- _Exercise goal_: All of the data should be restated word for word, with the pictures omitted.

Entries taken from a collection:
◆ ◆ ◆ ◆ ◆
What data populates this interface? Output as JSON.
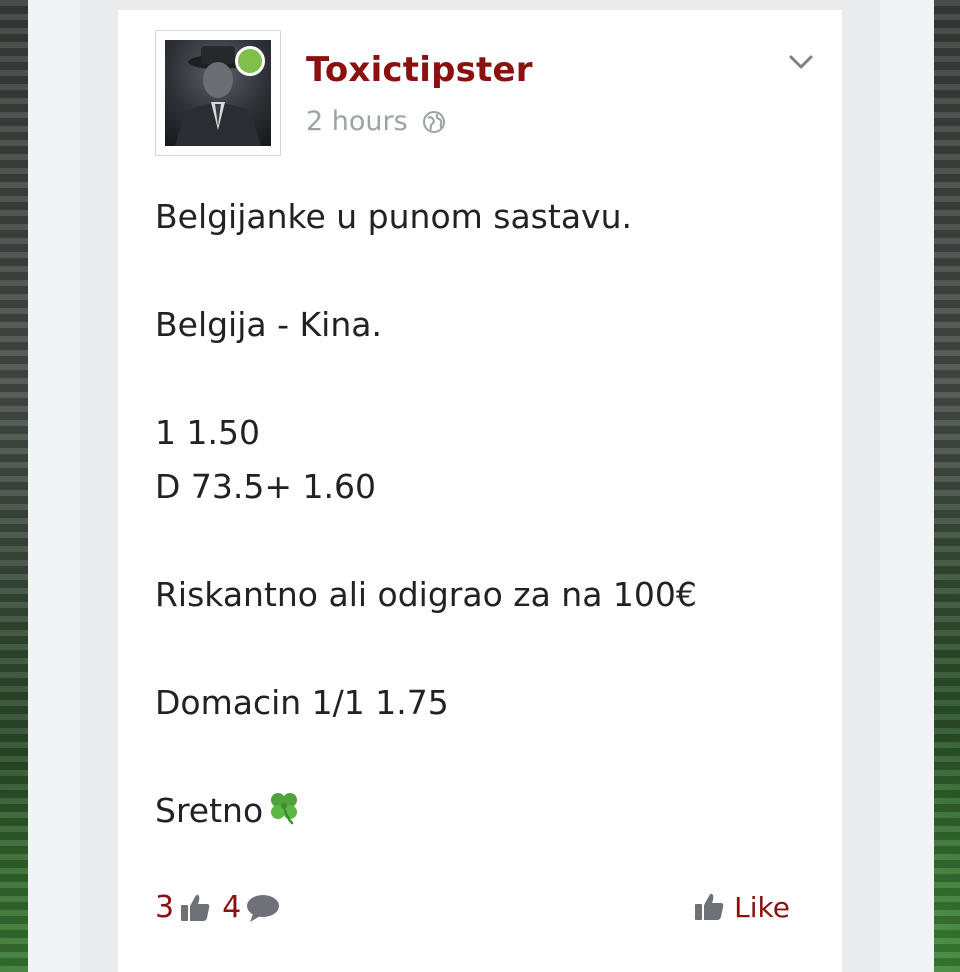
{
  "post": {
    "author": "Toxictipster",
    "time": "2 hours",
    "lines": [
      "Belgijanke u punom sastavu.",
      "",
      "Belgija - Kina.",
      "",
      "1 1.50",
      "D 73.5+ 1.60",
      "",
      "Riskantno ali odigrao za na 100€",
      "",
      "Domacin 1/1 1.75",
      "",
      "Sretno"
    ],
    "reactions_count": "3",
    "comments_count": "4",
    "like_label": "Like"
  },
  "icons": {
    "online": "online-status-dot",
    "visibility": "globe-icon",
    "menu": "chevron-down-icon",
    "reaction": "thumbs-up-icon",
    "comment": "comment-bubble-icon",
    "emoji": "four-leaf-clover-emoji"
  },
  "colors": {
    "brand": "#8b1010",
    "online": "#7fc04a",
    "meta": "#9aa3a6",
    "icon": "#6e7276"
  }
}
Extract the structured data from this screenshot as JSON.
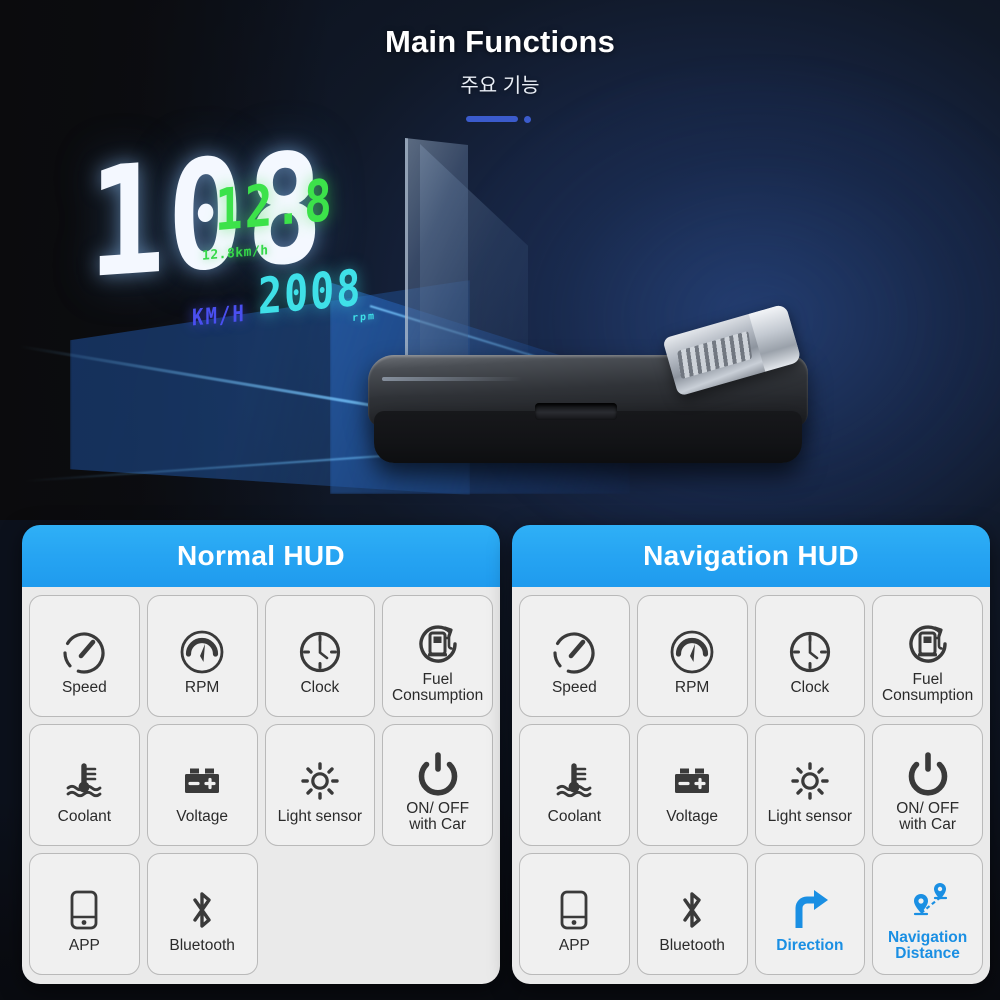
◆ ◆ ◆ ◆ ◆
- _Response to this exercise_:
What data populates this interface? Output as JSON.
{
  "post": {
    "author": "Toxictipster",
    "time": "2 hours",
    "lines": [
      "Belgijanke u punom sastavu.",
      "",
      "Belgija - Kina.",
      "",
      "1 1.50",
      "D 73.5+ 1.60",
      "",
      "Riskantno ali odigrao za na 100€",
      "",
      "Domacin 1/1 1.75",
      "",
      "Sretno"
    ],
    "reactions_count": "3",
    "comments_count": "4",
    "like_label": "Like"
  },
  "icons": {
    "online": "online-status-dot",
    "visibility": "globe-icon",
    "menu": "chevron-down-icon",
    "reaction": "thumbs-up-icon",
    "comment": "comment-bubble-icon",
    "emoji": "four-leaf-clover-emoji"
  },
  "colors": {
    "brand": "#8b1010",
    "online": "#7fc04a",
    "meta": "#9aa3a6",
    "icon": "#6e7276"
  }
}
Extract the structured data from this screenshot as JSON.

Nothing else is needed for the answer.